You And Me Vs Grammarly

You And Me Vs You And I Grammarly

You And I

Grammarly is a popular writing tool that helps correct grammar, punctuation, vocabulary, and style. It can also help you create compelling, clear, and concise texts. However, it is not without its own set of issues.

The program can be used as an extension in browsers, as a mobile app, or through a web editor that integrates with word processors like MS Word. Regardless of the method, it all comes down to a bargain: users must give Grammarly access to their writing and trust that they will not abuse the data that is collected.

The company claims that it does not “steal” user content, and the product is blocked from seeing any text entered into sensitive fields such as credit card forms, password fields, and URL fields. However, it also explicitly states that it can retain and share “User Content” if it is necessary for support interactions or required by law. That’s a lot of leeway to be taking with private information.

Here Or Hear

There’s an old debate over whether you should say “hear hear” or “here here.” The answer is that it depends on what the context is. You’ll likely hear this expression on the floor of the British Parliament, where lawmakers shout “hear here” at each other during passionate discussions.

The problem is that these words have very different meanings. While they sound similar, ‘hear’ means to perceive sounds with the ears and ‘here’ is an adverb that refers to a location.

Using these two words interchangeably can create confusion for your readers. To avoid this, make sure you stick to the correct spelling of ‘hear’ and use it only in situations where it makes sense.

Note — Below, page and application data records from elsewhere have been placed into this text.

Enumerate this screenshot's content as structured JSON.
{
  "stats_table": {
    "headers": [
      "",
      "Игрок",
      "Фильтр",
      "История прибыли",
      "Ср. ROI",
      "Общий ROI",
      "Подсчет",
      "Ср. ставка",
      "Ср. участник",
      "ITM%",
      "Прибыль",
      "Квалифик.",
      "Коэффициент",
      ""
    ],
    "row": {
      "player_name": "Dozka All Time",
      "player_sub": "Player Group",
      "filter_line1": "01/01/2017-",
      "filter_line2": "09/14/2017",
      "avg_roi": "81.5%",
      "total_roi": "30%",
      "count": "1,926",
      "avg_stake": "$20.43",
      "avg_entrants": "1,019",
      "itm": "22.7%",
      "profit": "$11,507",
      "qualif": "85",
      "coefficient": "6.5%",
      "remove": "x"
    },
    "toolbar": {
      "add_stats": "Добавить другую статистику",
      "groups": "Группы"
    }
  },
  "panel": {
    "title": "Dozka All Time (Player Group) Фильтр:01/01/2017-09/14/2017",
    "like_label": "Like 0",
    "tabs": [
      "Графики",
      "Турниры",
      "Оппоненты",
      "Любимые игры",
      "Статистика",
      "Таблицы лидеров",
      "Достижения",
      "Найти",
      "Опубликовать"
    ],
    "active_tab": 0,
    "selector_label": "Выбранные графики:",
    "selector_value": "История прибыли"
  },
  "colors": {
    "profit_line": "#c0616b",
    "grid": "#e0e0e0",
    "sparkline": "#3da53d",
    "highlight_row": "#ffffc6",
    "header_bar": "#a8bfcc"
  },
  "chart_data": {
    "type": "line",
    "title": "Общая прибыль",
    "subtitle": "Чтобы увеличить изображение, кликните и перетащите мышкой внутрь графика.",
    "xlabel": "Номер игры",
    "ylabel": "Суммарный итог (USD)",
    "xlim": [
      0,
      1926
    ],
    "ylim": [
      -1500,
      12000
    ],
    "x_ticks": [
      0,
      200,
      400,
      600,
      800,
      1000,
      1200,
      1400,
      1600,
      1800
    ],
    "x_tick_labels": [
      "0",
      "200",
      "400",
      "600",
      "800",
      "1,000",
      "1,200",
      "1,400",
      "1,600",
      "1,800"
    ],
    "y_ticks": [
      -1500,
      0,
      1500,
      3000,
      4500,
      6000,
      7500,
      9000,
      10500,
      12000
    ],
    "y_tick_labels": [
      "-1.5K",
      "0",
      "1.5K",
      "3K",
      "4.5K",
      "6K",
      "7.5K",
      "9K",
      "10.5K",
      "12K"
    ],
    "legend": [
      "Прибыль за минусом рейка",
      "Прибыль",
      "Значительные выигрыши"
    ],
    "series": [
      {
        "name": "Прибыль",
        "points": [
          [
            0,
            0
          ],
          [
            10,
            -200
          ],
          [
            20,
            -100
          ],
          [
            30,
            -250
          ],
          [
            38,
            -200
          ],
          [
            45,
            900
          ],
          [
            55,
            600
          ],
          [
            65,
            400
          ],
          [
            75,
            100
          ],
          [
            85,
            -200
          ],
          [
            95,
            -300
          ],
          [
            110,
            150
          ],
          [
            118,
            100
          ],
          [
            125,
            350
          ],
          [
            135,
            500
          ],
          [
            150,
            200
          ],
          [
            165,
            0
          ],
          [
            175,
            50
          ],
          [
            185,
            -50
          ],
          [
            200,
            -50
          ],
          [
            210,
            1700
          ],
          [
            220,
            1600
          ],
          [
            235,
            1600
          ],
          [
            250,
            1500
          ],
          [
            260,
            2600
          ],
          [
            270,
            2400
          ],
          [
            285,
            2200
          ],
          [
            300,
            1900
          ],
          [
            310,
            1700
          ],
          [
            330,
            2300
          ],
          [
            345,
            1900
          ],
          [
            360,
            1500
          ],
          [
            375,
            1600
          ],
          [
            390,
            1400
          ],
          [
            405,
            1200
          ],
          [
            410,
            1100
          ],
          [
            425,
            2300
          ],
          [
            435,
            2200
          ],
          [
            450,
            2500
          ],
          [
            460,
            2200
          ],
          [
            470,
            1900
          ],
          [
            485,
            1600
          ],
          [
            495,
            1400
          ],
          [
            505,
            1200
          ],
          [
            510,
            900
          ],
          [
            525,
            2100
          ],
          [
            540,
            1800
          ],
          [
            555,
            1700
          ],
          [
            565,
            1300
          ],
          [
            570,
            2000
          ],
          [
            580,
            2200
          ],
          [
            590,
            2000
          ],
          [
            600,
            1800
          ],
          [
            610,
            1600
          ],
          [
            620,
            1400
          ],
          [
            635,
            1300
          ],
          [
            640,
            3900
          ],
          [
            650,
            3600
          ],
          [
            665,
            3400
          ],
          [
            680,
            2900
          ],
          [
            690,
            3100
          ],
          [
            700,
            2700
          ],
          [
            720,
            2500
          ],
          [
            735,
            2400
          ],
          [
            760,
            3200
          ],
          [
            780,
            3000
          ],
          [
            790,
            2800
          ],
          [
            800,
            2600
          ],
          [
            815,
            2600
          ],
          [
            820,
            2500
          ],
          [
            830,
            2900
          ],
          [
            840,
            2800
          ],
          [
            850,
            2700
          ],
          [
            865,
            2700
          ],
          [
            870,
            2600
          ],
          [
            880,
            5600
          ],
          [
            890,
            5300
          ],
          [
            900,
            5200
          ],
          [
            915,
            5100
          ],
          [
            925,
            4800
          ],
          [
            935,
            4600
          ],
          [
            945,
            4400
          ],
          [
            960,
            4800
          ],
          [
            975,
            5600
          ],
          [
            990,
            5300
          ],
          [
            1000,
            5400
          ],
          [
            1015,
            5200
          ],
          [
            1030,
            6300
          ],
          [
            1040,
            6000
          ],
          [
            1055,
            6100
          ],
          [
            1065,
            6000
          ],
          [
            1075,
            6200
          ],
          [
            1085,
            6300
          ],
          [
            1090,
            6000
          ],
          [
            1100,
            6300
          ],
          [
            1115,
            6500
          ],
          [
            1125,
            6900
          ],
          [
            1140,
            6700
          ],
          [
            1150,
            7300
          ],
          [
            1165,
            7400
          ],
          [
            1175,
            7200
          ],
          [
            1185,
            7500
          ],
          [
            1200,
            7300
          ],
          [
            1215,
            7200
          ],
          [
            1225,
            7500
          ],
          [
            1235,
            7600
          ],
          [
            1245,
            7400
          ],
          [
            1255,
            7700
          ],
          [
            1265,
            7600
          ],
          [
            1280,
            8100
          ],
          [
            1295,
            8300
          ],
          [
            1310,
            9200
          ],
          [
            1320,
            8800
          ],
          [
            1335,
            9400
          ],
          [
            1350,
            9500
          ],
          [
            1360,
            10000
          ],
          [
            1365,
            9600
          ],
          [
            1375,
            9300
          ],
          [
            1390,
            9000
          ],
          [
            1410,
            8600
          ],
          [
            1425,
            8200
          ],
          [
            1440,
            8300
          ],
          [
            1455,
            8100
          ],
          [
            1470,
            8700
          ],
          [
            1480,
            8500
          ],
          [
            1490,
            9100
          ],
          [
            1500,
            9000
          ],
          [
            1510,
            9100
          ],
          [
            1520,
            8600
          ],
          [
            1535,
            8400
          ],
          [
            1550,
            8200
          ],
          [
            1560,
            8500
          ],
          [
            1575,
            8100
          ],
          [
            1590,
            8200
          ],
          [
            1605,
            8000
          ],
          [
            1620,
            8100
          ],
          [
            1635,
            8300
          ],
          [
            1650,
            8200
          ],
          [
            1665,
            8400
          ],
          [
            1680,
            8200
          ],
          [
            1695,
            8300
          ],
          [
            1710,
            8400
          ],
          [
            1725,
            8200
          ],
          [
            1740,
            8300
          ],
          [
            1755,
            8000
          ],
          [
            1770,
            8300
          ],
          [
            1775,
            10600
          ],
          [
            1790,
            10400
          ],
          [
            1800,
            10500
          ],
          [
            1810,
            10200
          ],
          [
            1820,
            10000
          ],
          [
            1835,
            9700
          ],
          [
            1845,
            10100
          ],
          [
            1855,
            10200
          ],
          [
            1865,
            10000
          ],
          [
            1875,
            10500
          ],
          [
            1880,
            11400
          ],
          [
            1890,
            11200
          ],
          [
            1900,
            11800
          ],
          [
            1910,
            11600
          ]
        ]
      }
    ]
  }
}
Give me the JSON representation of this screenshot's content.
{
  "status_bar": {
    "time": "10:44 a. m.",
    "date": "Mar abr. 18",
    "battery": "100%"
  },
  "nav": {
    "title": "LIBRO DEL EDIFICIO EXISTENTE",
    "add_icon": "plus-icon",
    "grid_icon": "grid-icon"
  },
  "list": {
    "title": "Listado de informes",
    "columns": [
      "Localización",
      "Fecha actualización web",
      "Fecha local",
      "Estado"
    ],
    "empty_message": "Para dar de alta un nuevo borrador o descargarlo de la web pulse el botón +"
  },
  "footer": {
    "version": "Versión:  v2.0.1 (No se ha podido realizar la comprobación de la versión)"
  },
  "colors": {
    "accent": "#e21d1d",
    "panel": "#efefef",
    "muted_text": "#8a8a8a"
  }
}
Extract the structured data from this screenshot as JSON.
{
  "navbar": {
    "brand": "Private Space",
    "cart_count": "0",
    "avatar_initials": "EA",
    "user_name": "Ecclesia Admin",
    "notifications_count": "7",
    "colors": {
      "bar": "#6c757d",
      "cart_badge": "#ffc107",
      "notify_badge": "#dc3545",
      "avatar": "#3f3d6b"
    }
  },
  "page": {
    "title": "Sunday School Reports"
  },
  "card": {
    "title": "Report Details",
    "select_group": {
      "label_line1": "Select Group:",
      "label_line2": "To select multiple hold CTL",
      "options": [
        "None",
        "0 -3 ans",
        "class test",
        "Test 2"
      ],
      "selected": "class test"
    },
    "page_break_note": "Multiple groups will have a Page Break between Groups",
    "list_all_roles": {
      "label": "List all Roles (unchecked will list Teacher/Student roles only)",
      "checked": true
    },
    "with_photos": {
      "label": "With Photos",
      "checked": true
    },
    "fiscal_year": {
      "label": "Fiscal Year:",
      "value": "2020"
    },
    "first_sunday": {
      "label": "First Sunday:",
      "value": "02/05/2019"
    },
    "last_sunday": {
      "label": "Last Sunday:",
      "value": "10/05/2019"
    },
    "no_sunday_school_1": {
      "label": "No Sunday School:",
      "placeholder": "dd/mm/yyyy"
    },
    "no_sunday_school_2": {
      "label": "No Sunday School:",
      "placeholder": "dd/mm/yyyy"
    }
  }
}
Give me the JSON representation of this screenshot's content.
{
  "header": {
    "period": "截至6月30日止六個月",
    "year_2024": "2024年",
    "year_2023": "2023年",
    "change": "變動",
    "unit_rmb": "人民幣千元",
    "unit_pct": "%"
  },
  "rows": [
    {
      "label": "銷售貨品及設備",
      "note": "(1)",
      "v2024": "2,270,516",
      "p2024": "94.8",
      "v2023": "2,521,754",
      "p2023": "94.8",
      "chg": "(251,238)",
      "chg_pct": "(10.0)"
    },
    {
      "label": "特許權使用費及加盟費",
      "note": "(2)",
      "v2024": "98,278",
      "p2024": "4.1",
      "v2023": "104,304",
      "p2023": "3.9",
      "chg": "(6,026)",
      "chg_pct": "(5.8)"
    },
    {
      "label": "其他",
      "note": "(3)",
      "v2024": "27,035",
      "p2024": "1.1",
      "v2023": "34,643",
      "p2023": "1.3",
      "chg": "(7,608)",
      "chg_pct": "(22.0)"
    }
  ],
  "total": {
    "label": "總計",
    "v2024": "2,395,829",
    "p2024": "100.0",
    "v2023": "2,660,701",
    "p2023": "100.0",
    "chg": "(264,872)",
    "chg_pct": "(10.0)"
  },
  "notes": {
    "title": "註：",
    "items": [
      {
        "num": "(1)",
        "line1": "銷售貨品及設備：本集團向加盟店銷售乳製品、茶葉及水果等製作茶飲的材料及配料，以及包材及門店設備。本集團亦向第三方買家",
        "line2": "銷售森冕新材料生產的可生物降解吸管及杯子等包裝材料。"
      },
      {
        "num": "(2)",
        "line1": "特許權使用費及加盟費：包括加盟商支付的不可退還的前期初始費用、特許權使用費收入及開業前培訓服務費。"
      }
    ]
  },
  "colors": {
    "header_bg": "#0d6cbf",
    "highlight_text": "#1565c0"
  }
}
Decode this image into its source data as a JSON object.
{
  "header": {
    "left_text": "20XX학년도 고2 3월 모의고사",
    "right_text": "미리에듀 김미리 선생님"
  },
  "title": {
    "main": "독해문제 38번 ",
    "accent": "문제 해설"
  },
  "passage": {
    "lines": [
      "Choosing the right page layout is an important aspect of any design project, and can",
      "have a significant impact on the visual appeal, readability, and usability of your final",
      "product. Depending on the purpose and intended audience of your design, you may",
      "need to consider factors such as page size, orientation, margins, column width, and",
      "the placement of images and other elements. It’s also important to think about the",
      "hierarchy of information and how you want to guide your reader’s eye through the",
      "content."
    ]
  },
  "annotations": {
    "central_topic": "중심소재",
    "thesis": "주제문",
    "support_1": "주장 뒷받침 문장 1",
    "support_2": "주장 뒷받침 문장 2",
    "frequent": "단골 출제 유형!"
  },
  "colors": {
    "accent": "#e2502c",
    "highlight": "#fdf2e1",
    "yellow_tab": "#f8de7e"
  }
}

If you’re not certain, consult a dictionary or ask a colleague for advice. They’ll be able to give you the full story behind this debate. And don’t forget to use our free grammar checker to ensure you always have the right spelling.


A widely discussed sociolinguistic phenomenon, hypercorrection describes when people incorrectly believe that an exception to a rule is actually the rule itself. This is most often seen in pronunciation, where an idiosyncratic sound, such as the in dig, is mistaken for the regular . This is often accompanied by an over-regularization of words where the idiosyncratic pronunciation is not common, as in the example of Winston Churchill’s mocking “This is the sort of arrant pedantry up with which I will not put.”

Examples of hypercorrection are also found in spelling, such as the tendency to add a tilde to Latin and Greek-sounding words (as in habanero), or to spell possessive plurals without an apostrophe (as in virus). In this case, the error is caused by the misapplication of a rule of phonetics from one’s native language to another foreign language.

Some scholars have even suggested that the hypercorrection of certain forms is a contributor to grammatical change, with William Labov discussing this in his 1966 paper, “Hypercorrection by the Lower Middle Class as a Factor in Linguistic Change”. (Trippel)